Roundup PowerMaxII @ 6 oz/A + Intake @ 8 oz/A
1 Roundup PowerMaxII was applied on August 9, 2019.
2 Days after treatment; 25 DAT=September 3, 32 DAT=September 10, and 40 DAT=September 18.
3 Means within a column followed by the same letter are not significantly different.
Glyphosate application rate and the treatment-to-harvest interval also affects effectiveness. Roundup PowerMaxII and Roundup WeatherMaxII, the two glyphosate products currently labeled and available to producers, can be applied to stubble sugarcane in Louisiana at 4 to 12 ounces per acre. As the rates increase, so does the increase of sucrose concentration in the stalk. However, sugarcane biomass is reduced by the application of glyphosate. This interaction must be carefully managed to ensure sucrose yield per acre is maximized. To this end, Louisiana producers apply these products from 5 to 7 ounces per acre. The number of days from the application to harvest, the treatment-to-harvest interval, also has an effect on the effectiveness of glyphosate ripener. While the minimum and maximum treatment-to-harvest interval allowed by the ripener label ranges from 21 to 49 days, many Louisiana growers use a 35-to-42-day interval to maximize sugar yield.
Sugarcane ripener research is conducted annually by AgCenter personnel. This research focuses on several areas and includes the responses of newly released cultivars and near-commercial experimental clones to glyphosate ripener, evaluation of new ripener practices and screening of experimental ripener compounds.
Glyphosate ripener is a useful and effective tool for the Louisiana sugar industry. When used prior to harvest, sucrose concentration per ton of sugarcane is increased, and sucrose yield per acre is maximized. Chemical ripeners allow the industry to remain competitive while managing the world’s shortest sugarcane growing season.
Albert J. Orgeron is a pest management specialist and associate professor in the Southeast Region.
(This article appears in the summer 2020 issue of Louisiana Agriculture.)
For more information go to Sugarcane Ripener Recommendations for 2020.
An aerial applicator applies glyphosate ripener to a commercial sugarcane field in St. James Parish. Photo by Albert J. Orgeron

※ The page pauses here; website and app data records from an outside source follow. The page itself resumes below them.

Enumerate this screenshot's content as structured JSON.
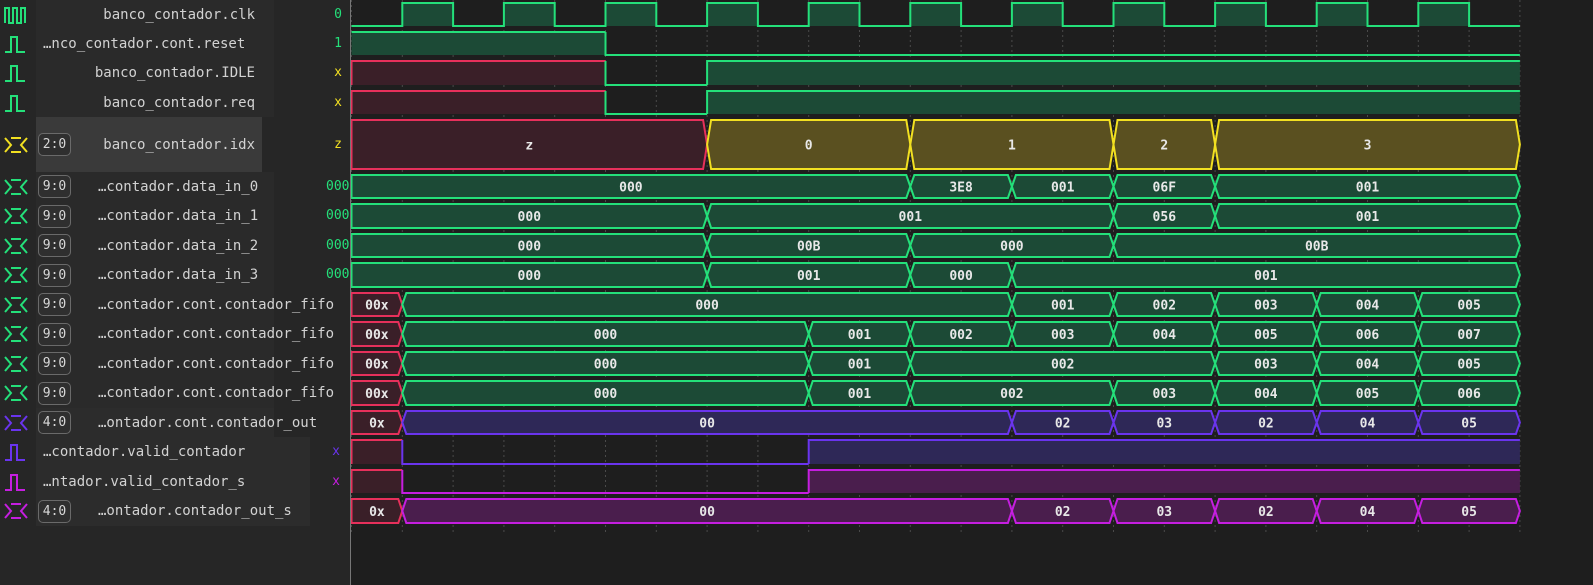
{
  "colors": {
    "green": "#24e07a",
    "green_fill": "#1c4a36",
    "red": "#e6305b",
    "red_fill": "#3a1f28",
    "yellow": "#f2e021",
    "yellow_fill": "#5a5020",
    "violet": "#6a34ee",
    "violet_fill": "#2e2857",
    "magenta": "#c51ee0",
    "magenta_fill": "#4a1e4d",
    "grid": "#4a4a4a"
  },
  "signals": [
    {
      "name": "banco_contador.clk",
      "width": "",
      "value": "0",
      "icon": "clock-icon",
      "style": "clock"
    },
    {
      "name": "…nco_contador.cont.reset",
      "width": "",
      "value": "1",
      "icon": "bit-wave-icon",
      "style": "bit"
    },
    {
      "name": "banco_contador.IDLE",
      "width": "",
      "value": "x",
      "icon": "bit-wave-icon",
      "style": "bit"
    },
    {
      "name": "banco_contador.req",
      "width": "",
      "value": "x",
      "icon": "bit-wave-icon",
      "style": "bit"
    },
    {
      "name": "banco_contador.idx",
      "width": "2:0",
      "value": "z",
      "icon": "bus-wave-icon",
      "style": "bus"
    },
    {
      "name": "…contador.data_in_0",
      "width": "9:0",
      "value": "000",
      "icon": "bus-wave-icon",
      "style": "bus"
    },
    {
      "name": "…contador.data_in_1",
      "width": "9:0",
      "value": "000",
      "icon": "bus-wave-icon",
      "style": "bus"
    },
    {
      "name": "…contador.data_in_2",
      "width": "9:0",
      "value": "000",
      "icon": "bus-wave-icon",
      "style": "bus"
    },
    {
      "name": "…contador.data_in_3",
      "width": "9:0",
      "value": "000",
      "icon": "bus-wave-icon",
      "style": "bus"
    },
    {
      "name": "…contador.cont.contador_fifo",
      "width": "9:0",
      "value": "",
      "icon": "bus-wave-icon",
      "style": "bus"
    },
    {
      "name": "…contador.cont.contador_fifo",
      "width": "9:0",
      "value": "",
      "icon": "bus-wave-icon",
      "style": "bus"
    },
    {
      "name": "…contador.cont.contador_fifo",
      "width": "9:0",
      "value": "",
      "icon": "bus-wave-icon",
      "style": "bus"
    },
    {
      "name": "…contador.cont.contador_fifo",
      "width": "9:0",
      "value": "",
      "icon": "bus-wave-icon",
      "style": "bus"
    },
    {
      "name": "…ontador.cont.contador_out",
      "width": "4:0",
      "value": "",
      "icon": "bus-wave-icon",
      "style": "bus"
    },
    {
      "name": "…contador.valid_contador",
      "width": "",
      "value": "x",
      "icon": "bit-wave-icon",
      "style": "bit"
    },
    {
      "name": "…ntador.valid_contador_s",
      "width": "",
      "value": "x",
      "icon": "bit-wave-icon",
      "style": "bit"
    },
    {
      "name": "…ontador.contador_out_s",
      "width": "4:0",
      "value": "",
      "icon": "bus-wave-icon",
      "style": "bus"
    }
  ],
  "waves": [
    {
      "kind": "clock",
      "color": "green",
      "start": 0,
      "end": 23,
      "half_period": 1
    },
    {
      "kind": "bit",
      "color": "green",
      "segs": [
        [
          0,
          5,
          "1"
        ],
        [
          5,
          23,
          "0"
        ]
      ]
    },
    {
      "kind": "bit",
      "color": "green",
      "segs": [
        [
          0,
          5,
          "x"
        ],
        [
          5,
          7,
          "0"
        ],
        [
          7,
          23,
          "1"
        ]
      ]
    },
    {
      "kind": "bit",
      "color": "green",
      "segs": [
        [
          0,
          5,
          "x"
        ],
        [
          5,
          7,
          "0"
        ],
        [
          7,
          23,
          "1"
        ]
      ]
    },
    {
      "kind": "bus",
      "color": "yellow",
      "segs": [
        [
          0,
          7,
          "z",
          "z"
        ],
        [
          7,
          11,
          "0"
        ],
        [
          11,
          15,
          "1"
        ],
        [
          15,
          17,
          "2"
        ],
        [
          17,
          23,
          "3"
        ]
      ]
    },
    {
      "kind": "bus",
      "color": "green",
      "segs": [
        [
          0,
          11,
          "000"
        ],
        [
          11,
          13,
          "3E8"
        ],
        [
          13,
          15,
          "001"
        ],
        [
          15,
          17,
          "06F"
        ],
        [
          17,
          23,
          "001"
        ]
      ]
    },
    {
      "kind": "bus",
      "color": "green",
      "segs": [
        [
          0,
          7,
          "000"
        ],
        [
          7,
          15,
          "001"
        ],
        [
          15,
          17,
          "056"
        ],
        [
          17,
          23,
          "001"
        ]
      ]
    },
    {
      "kind": "bus",
      "color": "green",
      "segs": [
        [
          0,
          7,
          "000"
        ],
        [
          7,
          11,
          "00B"
        ],
        [
          11,
          15,
          "000"
        ],
        [
          15,
          23,
          "00B"
        ]
      ]
    },
    {
      "kind": "bus",
      "color": "green",
      "segs": [
        [
          0,
          7,
          "000"
        ],
        [
          7,
          11,
          "001"
        ],
        [
          11,
          13,
          "000"
        ],
        [
          13,
          23,
          "001"
        ]
      ]
    },
    {
      "kind": "bus",
      "color": "green",
      "segs": [
        [
          0,
          1,
          "00x",
          "x"
        ],
        [
          1,
          13,
          "000"
        ],
        [
          13,
          15,
          "001"
        ],
        [
          15,
          17,
          "002"
        ],
        [
          17,
          19,
          "003"
        ],
        [
          19,
          21,
          "004"
        ],
        [
          21,
          23,
          "005"
        ]
      ]
    },
    {
      "kind": "bus",
      "color": "green",
      "segs": [
        [
          0,
          1,
          "00x",
          "x"
        ],
        [
          1,
          9,
          "000"
        ],
        [
          9,
          11,
          "001"
        ],
        [
          11,
          13,
          "002"
        ],
        [
          13,
          15,
          "003"
        ],
        [
          15,
          17,
          "004"
        ],
        [
          17,
          19,
          "005"
        ],
        [
          19,
          21,
          "006"
        ],
        [
          21,
          23,
          "007"
        ]
      ]
    },
    {
      "kind": "bus",
      "color": "green",
      "segs": [
        [
          0,
          1,
          "00x",
          "x"
        ],
        [
          1,
          9,
          "000"
        ],
        [
          9,
          11,
          "001"
        ],
        [
          11,
          17,
          "002"
        ],
        [
          17,
          19,
          "003"
        ],
        [
          19,
          21,
          "004"
        ],
        [
          21,
          23,
          "005"
        ]
      ]
    },
    {
      "kind": "bus",
      "color": "green",
      "segs": [
        [
          0,
          1,
          "00x",
          "x"
        ],
        [
          1,
          9,
          "000"
        ],
        [
          9,
          11,
          "001"
        ],
        [
          11,
          15,
          "002"
        ],
        [
          15,
          17,
          "003"
        ],
        [
          17,
          19,
          "004"
        ],
        [
          19,
          21,
          "005"
        ],
        [
          21,
          23,
          "006"
        ]
      ]
    },
    {
      "kind": "bus",
      "color": "violet",
      "segs": [
        [
          0,
          1,
          "0x",
          "x"
        ],
        [
          1,
          13,
          "00"
        ],
        [
          13,
          15,
          "02"
        ],
        [
          15,
          17,
          "03"
        ],
        [
          17,
          19,
          "02"
        ],
        [
          19,
          21,
          "04"
        ],
        [
          21,
          23,
          "05"
        ]
      ]
    },
    {
      "kind": "bit",
      "color": "violet",
      "segs": [
        [
          0,
          1,
          "x"
        ],
        [
          1,
          9,
          "0"
        ],
        [
          9,
          23,
          "1"
        ]
      ]
    },
    {
      "kind": "bit",
      "color": "magenta",
      "segs": [
        [
          0,
          1,
          "x"
        ],
        [
          1,
          9,
          "0"
        ],
        [
          9,
          23,
          "1"
        ]
      ]
    },
    {
      "kind": "bus",
      "color": "magenta",
      "segs": [
        [
          0,
          1,
          "0x",
          "x"
        ],
        [
          1,
          13,
          "00"
        ],
        [
          13,
          15,
          "02"
        ],
        [
          15,
          17,
          "03"
        ],
        [
          17,
          19,
          "02"
        ],
        [
          19,
          21,
          "04"
        ],
        [
          21,
          23,
          "05"
        ]
      ]
    }
  ]
}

Sugarcane with the yellowed canopy in the background was treated with glyphosate ripener and the taller sugarcane with the dark green canopy in the foreground is the untreated comparison. Photo by Albert J. Orgeron